As the Issue 1 debate has heated up in recent weeks, research from the Baldwin Wallace University Community Research Institute has found opposition to the ballot measure growing.
In early October, 30.5 percent of those polled opposed the measure, and that climbed to 39.8 percent toward month’s end, Tom Sutton, a political science professor who leads the research institute, said in a statement last week.
He pointed out, however, that 17 percent of Ohio voters remain undecided on Issue 1, enough to swing the measure either way.
That may be because voters who have seen their state ravaged by the opioid crisis are afraid to make a mistake.
The most recent numbers from Summit County Public Health show that in the most recent six days tracked — from Oct. 26 through Oct. 31— 20 people sought emergency room help after overdosing.
The numbers don’t include those revived by friends or family with naloxone, nor do they say which drugs may have been involved in the overdoses.
Officials weigh in
Supporters of Issue 1 include Democratic gubernatorial nominee Richard Cordray, the Ohio Education Association, the American Civil Liberties Union of Ohio and more than a dozen black elected leaders in Summit County.
The measure is also supported by non-Ohioans, including the advocacy arm of Facebook founder Mark Zuckerberg, Democratic donor George Soros’ policy center and Piper Kerman, who wrote “Orange Is the New Black” after spending 13 months in prison for a nonviolent drug conviction.
Opponents include Republican gubernatorial hopeful Mike DeWine, the Ohio Prosecuting Attorneys Association, Ohio Supreme Court Chief Justice Maureen O’Connor, Summit County Prosecutor Sherri Bevan Walsh and numerous local judges.
Stephen JohnsonGrove, deputy director of policy at the Ohio Justice and Policy Center — which backs Issue 1 — told Politico that Issue 1 is tied closely to the state’s race for governor.
“If DeWine wins, we’re not going to win. If Cordray wins, we have a shot,” he said in the Politico article published online in late October. “And even if we don’t, but we get really close, I think we’ll have sent a really solid warning shot that there’s a big appetite in the state for this.”

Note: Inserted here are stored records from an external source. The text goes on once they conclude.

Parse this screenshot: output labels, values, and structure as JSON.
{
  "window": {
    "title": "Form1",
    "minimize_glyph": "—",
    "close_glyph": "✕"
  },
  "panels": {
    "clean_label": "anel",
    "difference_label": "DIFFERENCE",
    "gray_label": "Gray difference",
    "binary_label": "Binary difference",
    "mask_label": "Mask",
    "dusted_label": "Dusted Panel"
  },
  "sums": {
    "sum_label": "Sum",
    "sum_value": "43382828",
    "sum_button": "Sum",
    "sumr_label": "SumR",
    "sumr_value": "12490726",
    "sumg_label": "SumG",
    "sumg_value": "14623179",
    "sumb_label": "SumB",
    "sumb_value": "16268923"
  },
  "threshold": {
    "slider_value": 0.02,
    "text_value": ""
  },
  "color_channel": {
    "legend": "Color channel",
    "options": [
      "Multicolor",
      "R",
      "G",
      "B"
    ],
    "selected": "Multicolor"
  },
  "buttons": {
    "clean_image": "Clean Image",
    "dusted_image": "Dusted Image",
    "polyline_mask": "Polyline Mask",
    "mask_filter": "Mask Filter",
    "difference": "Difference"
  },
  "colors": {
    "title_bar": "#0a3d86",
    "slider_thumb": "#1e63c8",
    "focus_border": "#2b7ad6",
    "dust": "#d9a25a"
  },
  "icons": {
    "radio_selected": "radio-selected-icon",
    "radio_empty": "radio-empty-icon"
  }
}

Meanwhile, the Food and Drug Administration on Friday approved a powerful new opioid prescription painkiller tablet called Dsuvia that some opponents say is 10 times more times powerful than fentanyl.
It was developed as an alternative to IV painkillers used in hospitals, including for injured soldiers on a battlefield. The pill from AcelRx Pharmaceuticals contains the same decades-old painkiller often given in IV form or injection to surgical patients and women in labor.
FDA Commissioner Scott Gottlieb said there will be “very tight restrictions” placed on its distribution and it is intended only for supervised settings like hospitals.
Amanda Garrett can be reached at 330-996-3725 or email@example.com. Follow her on Twitter @agarrettABJ.
The Associated Press contributed to this report.